[Task data Boundary: Start]

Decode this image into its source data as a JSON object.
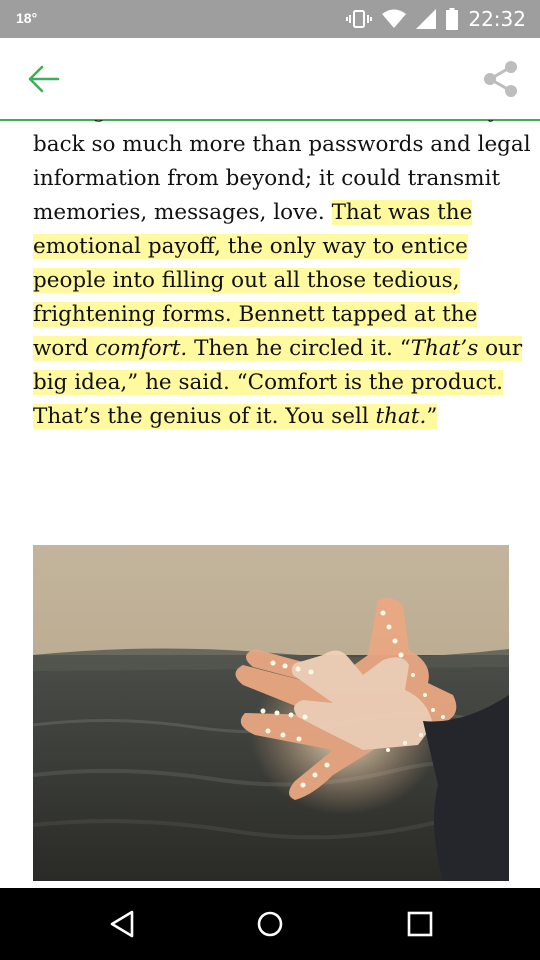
{
  "status_bar": {
    "temperature": "18°",
    "time": "22:32"
  },
  "app_bar": {
    "back_icon": "arrow-left-icon",
    "share_icon": "share-icon",
    "accent_color": "#3dae5b"
  },
  "article": {
    "lines": [
      {
        "segments": [
          {
            "text": "through in his mind. After I-Go could carry",
            "hl": false
          }
        ]
      },
      {
        "segments": [
          {
            "text": "back so much more than passwords and legal",
            "hl": false
          }
        ]
      },
      {
        "segments": [
          {
            "text": "information from beyond; it could transmit",
            "hl": false
          }
        ]
      },
      {
        "segments": [
          {
            "text": "memories, messages, love. ",
            "hl": false
          },
          {
            "text": "That was the",
            "hl": true
          }
        ]
      },
      {
        "segments": [
          {
            "text": "emotional payoff, the only way to entice",
            "hl": true
          }
        ]
      },
      {
        "segments": [
          {
            "text": "people into filling out all those tedious,",
            "hl": true
          }
        ]
      },
      {
        "segments": [
          {
            "text": "frightening forms. Bennett tapped at the",
            "hl": true
          }
        ]
      },
      {
        "segments": [
          {
            "text": "word ",
            "hl": true
          },
          {
            "text": "comfort.",
            "hl": true,
            "italic": true
          },
          {
            "text": " Then he circled it. “",
            "hl": true
          },
          {
            "text": "That’s",
            "hl": true,
            "italic": true
          },
          {
            "text": " our",
            "hl": true
          }
        ]
      },
      {
        "segments": [
          {
            "text": "big idea,” he said. “Comfort is the product.",
            "hl": true
          }
        ]
      },
      {
        "segments": [
          {
            "text": "That’s the genius of it. You sell ",
            "hl": true
          },
          {
            "text": "that.",
            "hl": true,
            "italic": true
          },
          {
            "text": "”",
            "hl": true
          }
        ]
      }
    ],
    "highlight_color": "#fff9a0"
  },
  "image": {
    "description_icon": "photo-hands-with-lights"
  },
  "nav_bar": {
    "back_icon": "triangle-back-icon",
    "home_icon": "circle-home-icon",
    "recents_icon": "square-recents-icon"
  }
}
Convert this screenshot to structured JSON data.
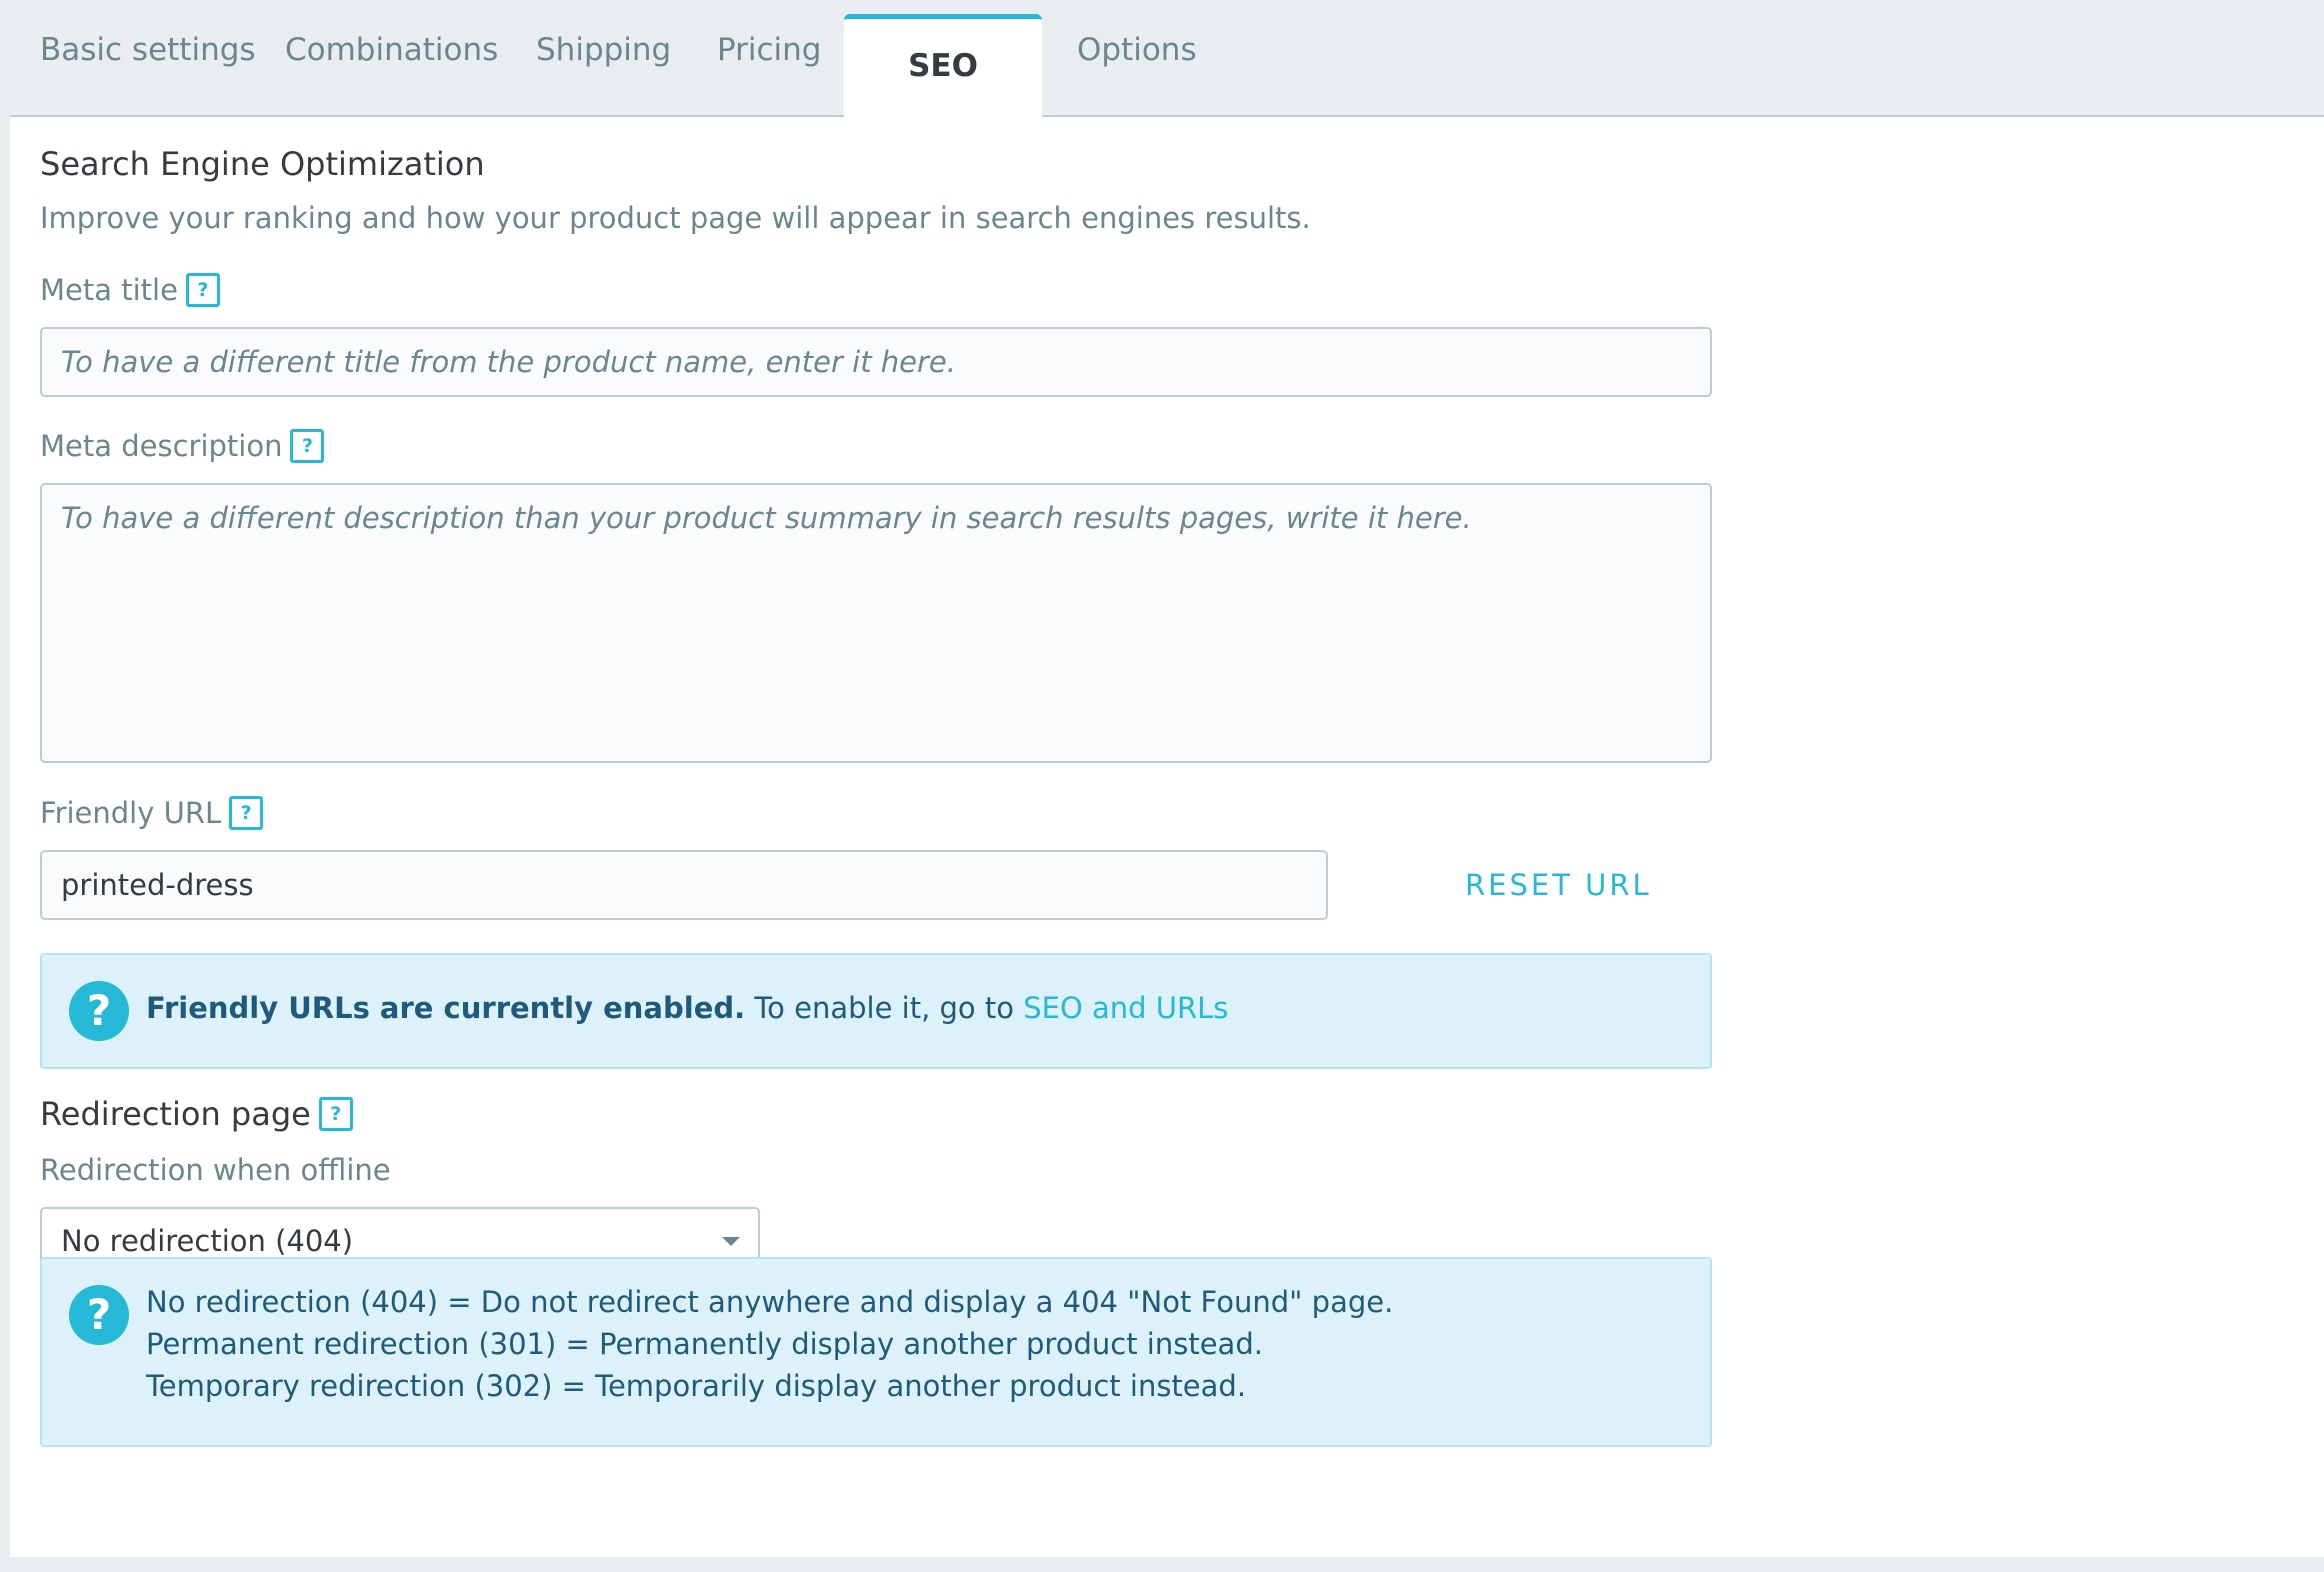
{
  "tabs": [
    {
      "label": "Basic settings"
    },
    {
      "label": "Combinations"
    },
    {
      "label": "Shipping"
    },
    {
      "label": "Pricing"
    },
    {
      "label": "SEO",
      "active": true
    },
    {
      "label": "Options"
    }
  ],
  "seo": {
    "title": "Search Engine Optimization",
    "subtitle": "Improve your ranking and how your product page will appear in search engines results.",
    "help_glyph": "?",
    "meta_title": {
      "label": "Meta title",
      "value": "",
      "placeholder": "To have a different title from the product name, enter it here."
    },
    "meta_description": {
      "label": "Meta description",
      "value": "",
      "placeholder": "To have a different description than your product summary in search results pages, write it here."
    },
    "friendly_url": {
      "label": "Friendly URL",
      "value": "printed-dress",
      "reset_label": "RESET URL"
    },
    "url_alert": {
      "bold": "Friendly URLs are currently enabled.",
      "text": " To enable it, go to ",
      "link": "SEO and URLs"
    },
    "redirection": {
      "heading": "Redirection page",
      "label": "Redirection when offline",
      "selected": "No redirection (404)",
      "info_lines": [
        "No redirection (404) = Do not redirect anywhere and display a 404 \"Not Found\" page.",
        "Permanent redirection (301) = Permanently display another product instead.",
        "Temporary redirection (302) = Temporarily display another product instead."
      ]
    }
  },
  "colors": {
    "accent": "#25b9d7",
    "muted_text": "#6c868e",
    "alert_bg": "#dcf1f9",
    "page_bg": "#eaedef"
  }
}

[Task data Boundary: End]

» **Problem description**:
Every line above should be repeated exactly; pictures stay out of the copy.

» **Response**:
Decode this image into its source data as a JSON object.
{
  "status_bar": {
    "temperature": "18°",
    "time": "22:32"
  },
  "app_bar": {
    "back_icon": "arrow-left-icon",
    "share_icon": "share-icon",
    "accent_color": "#3dae5b"
  },
  "article": {
    "lines": [
      {
        "segments": [
          {
            "text": "through in his mind. After I-Go could carry",
            "hl": false
          }
        ]
      },
      {
        "segments": [
          {
            "text": "back so much more than passwords and legal",
            "hl": false
          }
        ]
      },
      {
        "segments": [
          {
            "text": "information from beyond; it could transmit",
            "hl": false
          }
        ]
      },
      {
        "segments": [
          {
            "text": "memories, messages, love. ",
            "hl": false
          },
          {
            "text": "That was the",
            "hl": true
          }
        ]
      },
      {
        "segments": [
          {
            "text": "emotional payoff, the only way to entice",
            "hl": true
          }
        ]
      },
      {
        "segments": [
          {
            "text": "people into filling out all those tedious,",
            "hl": true
          }
        ]
      },
      {
        "segments": [
          {
            "text": "frightening forms. Bennett tapped at the",
            "hl": true
          }
        ]
      },
      {
        "segments": [
          {
            "text": "word ",
            "hl": true
          },
          {
            "text": "comfort.",
            "hl": true,
            "italic": true
          },
          {
            "text": " Then he circled it. “",
            "hl": true
          },
          {
            "text": "That’s",
            "hl": true,
            "italic": true
          },
          {
            "text": " our",
            "hl": true
          }
        ]
      },
      {
        "segments": [
          {
            "text": "big idea,” he said. “Comfort is the product.",
            "hl": true
          }
        ]
      },
      {
        "segments": [
          {
            "text": "That’s the genius of it. You sell ",
            "hl": true
          },
          {
            "text": "that.",
            "hl": true,
            "italic": true
          },
          {
            "text": "”",
            "hl": true
          }
        ]
      }
    ],
    "highlight_color": "#fff9a0"
  },
  "image": {
    "description_icon": "photo-hands-with-lights"
  },
  "nav_bar": {
    "back_icon": "triangle-back-icon",
    "home_icon": "circle-home-icon",
    "recents_icon": "square-recents-icon"
  }
}
Convert this screenshot to structured JSON data.
{
  "tabs": [
    {
      "label": "Basic settings"
    },
    {
      "label": "Combinations"
    },
    {
      "label": "Shipping"
    },
    {
      "label": "Pricing"
    },
    {
      "label": "SEO",
      "active": true
    },
    {
      "label": "Options"
    }
  ],
  "seo": {
    "title": "Search Engine Optimization",
    "subtitle": "Improve your ranking and how your product page will appear in search engines results.",
    "help_glyph": "?",
    "meta_title": {
      "label": "Meta title",
      "value": "",
      "placeholder": "To have a different title from the product name, enter it here."
    },
    "meta_description": {
      "label": "Meta description",
      "value": "",
      "placeholder": "To have a different description than your product summary in search results pages, write it here."
    },
    "friendly_url": {
      "label": "Friendly URL",
      "value": "printed-dress",
      "reset_label": "RESET URL"
    },
    "url_alert": {
      "bold": "Friendly URLs are currently enabled.",
      "text": " To enable it, go to ",
      "link": "SEO and URLs"
    },
    "redirection": {
      "heading": "Redirection page",
      "label": "Redirection when offline",
      "selected": "No redirection (404)",
      "info_lines": [
        "No redirection (404) = Do not redirect anywhere and display a 404 \"Not Found\" page.",
        "Permanent redirection (301) = Permanently display another product instead.",
        "Temporary redirection (302) = Temporarily display another product instead."
      ]
    }
  },
  "colors": {
    "accent": "#25b9d7",
    "muted_text": "#6c868e",
    "alert_bg": "#dcf1f9",
    "page_bg": "#eaedef"
  }
}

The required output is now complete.